### Provided data ###

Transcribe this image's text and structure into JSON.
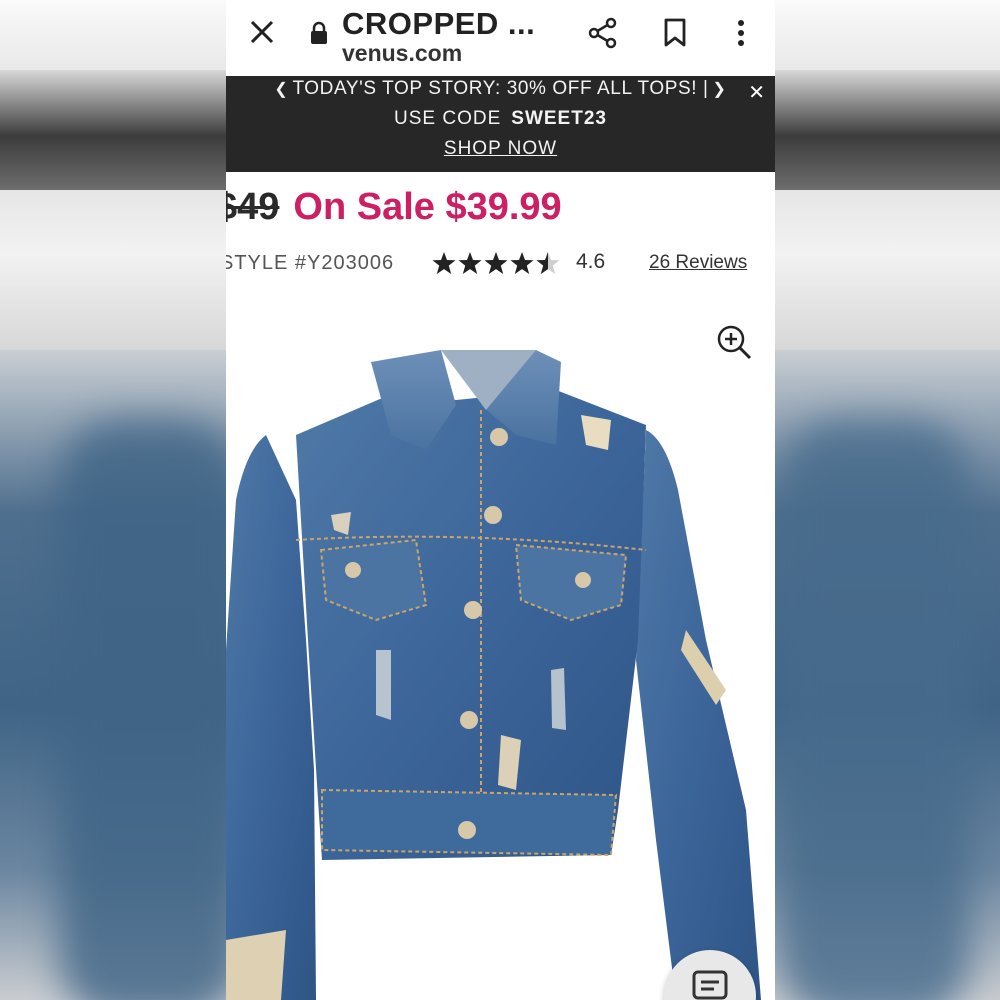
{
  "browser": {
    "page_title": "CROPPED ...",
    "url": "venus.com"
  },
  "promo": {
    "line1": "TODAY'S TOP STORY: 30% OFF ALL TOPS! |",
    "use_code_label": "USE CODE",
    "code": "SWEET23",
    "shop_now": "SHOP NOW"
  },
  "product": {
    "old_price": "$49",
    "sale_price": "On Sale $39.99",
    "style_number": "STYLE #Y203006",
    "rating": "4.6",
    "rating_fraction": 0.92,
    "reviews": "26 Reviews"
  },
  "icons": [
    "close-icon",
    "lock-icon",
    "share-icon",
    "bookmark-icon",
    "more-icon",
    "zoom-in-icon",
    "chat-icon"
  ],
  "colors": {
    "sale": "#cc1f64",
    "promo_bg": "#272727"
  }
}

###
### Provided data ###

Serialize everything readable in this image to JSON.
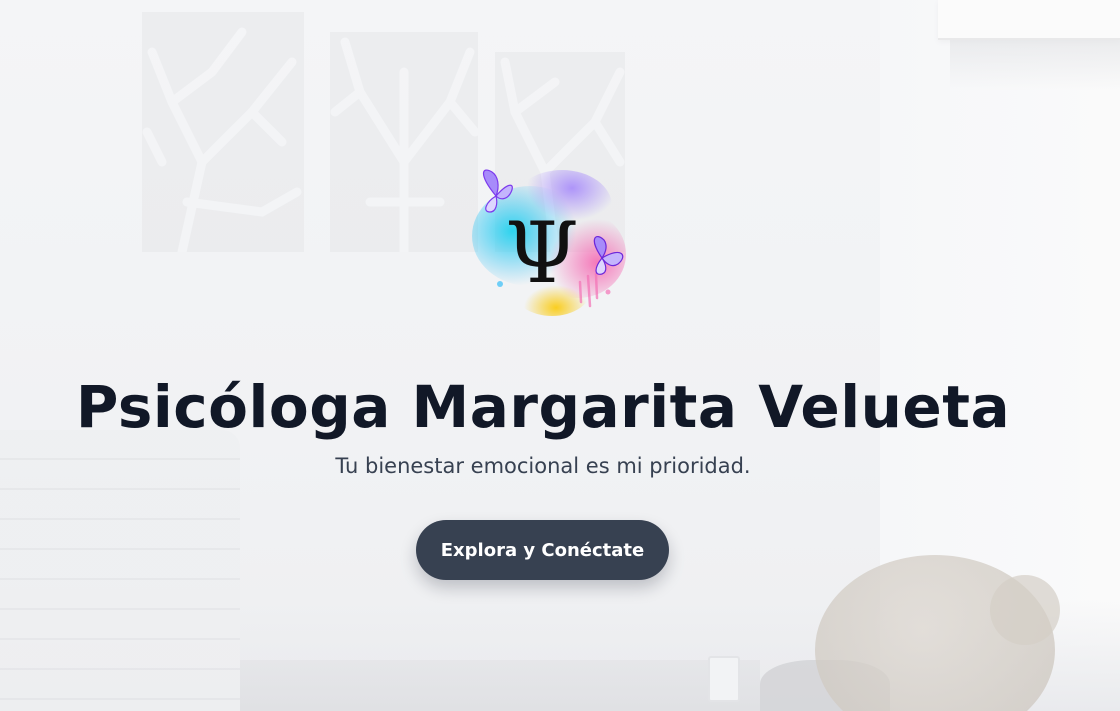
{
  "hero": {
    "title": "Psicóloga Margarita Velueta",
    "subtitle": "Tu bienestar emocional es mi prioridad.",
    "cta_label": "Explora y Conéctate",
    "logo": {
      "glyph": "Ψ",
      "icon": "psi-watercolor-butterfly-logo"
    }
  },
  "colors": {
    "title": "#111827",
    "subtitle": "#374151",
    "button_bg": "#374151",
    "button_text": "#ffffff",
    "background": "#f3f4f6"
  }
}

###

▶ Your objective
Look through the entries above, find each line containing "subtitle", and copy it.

▶ Response area
    "subtitle": "Tu bienestar emocional es mi prioridad.",
    "subtitle": "#374151",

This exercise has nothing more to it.